I did not begin to understand the weight of rich gratitude – and embrace its fullness – until I noticed its absence in my life. During a particularly difficult season, I realized that I was becoming uncharacteristically critical. Not the good kind of healthy criticism, the kind useful for advancement and progress, but a dangerous kind, the kind that sees fault in everything and everyone. It was the kind of criticism that feeds on bitterness. My heart was growing bitter, and I was utterly convinced that the world was a dark, dreary place, devoid of joy. Startled by this fog of negativity, I figured something needed to change.
Prompted by the Spirit, I was reminded of a simple, yet powerful mindfulness activity: find three things a day that you are grateful for and write them down. I committed to writing every evening before bed just to see what would happen. It took a little effort at first. Honestly, I struggled to come up with things that were positive. But, begrudgingly, I started noticing the good things: I was glad for a good meal, a good drive home, etc.
Slowly, after a few weeks, things changed. I had trouble picking just three things to write down. My days seemed to overflow with gratitude. What’s more, the simple gratitudes seemed to grow richer, gaining weight. The sunrise on the way to work took on glory. The touch of my wife’s hand against mine was layered with memories and meaning. The air after a rain, fragrant with the smell of earth, was sweeter. I started to notice the brilliance of grace between all the darkness. As I looked for blessings rather than curses, my heart became attuned to God all around. I was inundated and overwhelmed, humbled to experience such grace.
I think there is a connection here with Paul’s encouragement to pray always with thanksgiving (Philippians 4:6). The fog of bitterness and criticism is one of the enemy’s greatest weapons. It takes root, steals joy and clouds the heart’s ability to stay attuned to God. But God gives us a tool to counter this darkness: gratitude.

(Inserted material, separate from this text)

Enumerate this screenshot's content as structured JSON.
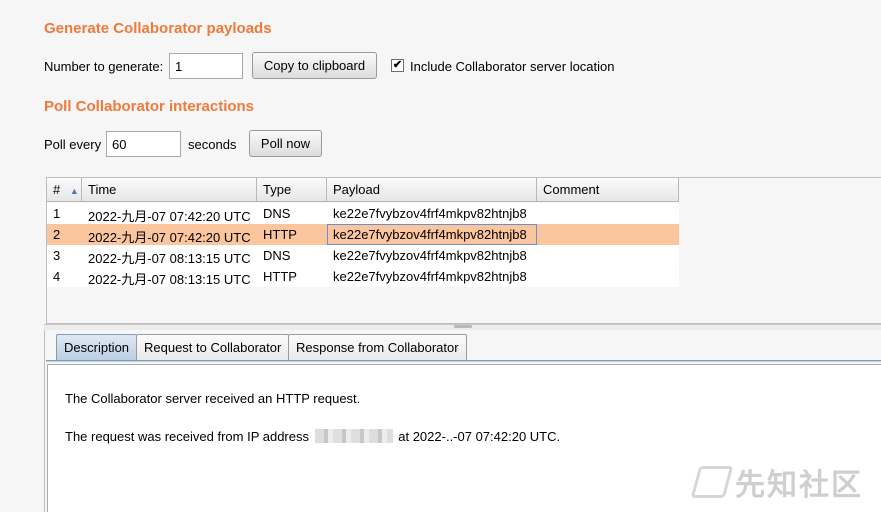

Where bitterness and criticism destroy, gratitude nourishes and uplifts.
Things shifted most distinctly for me when I considered gratitude as a practice rather than a feeling. It requires regular work, but the cultivation of gratitude allows our souls to unfurl – like the petals of a flower – toward our God. Blessedly, this is not something we do alone. The anointing of the Spirit, who co-mingles with our willingness, enables us to look at the world in a different way. And it surprises me every day.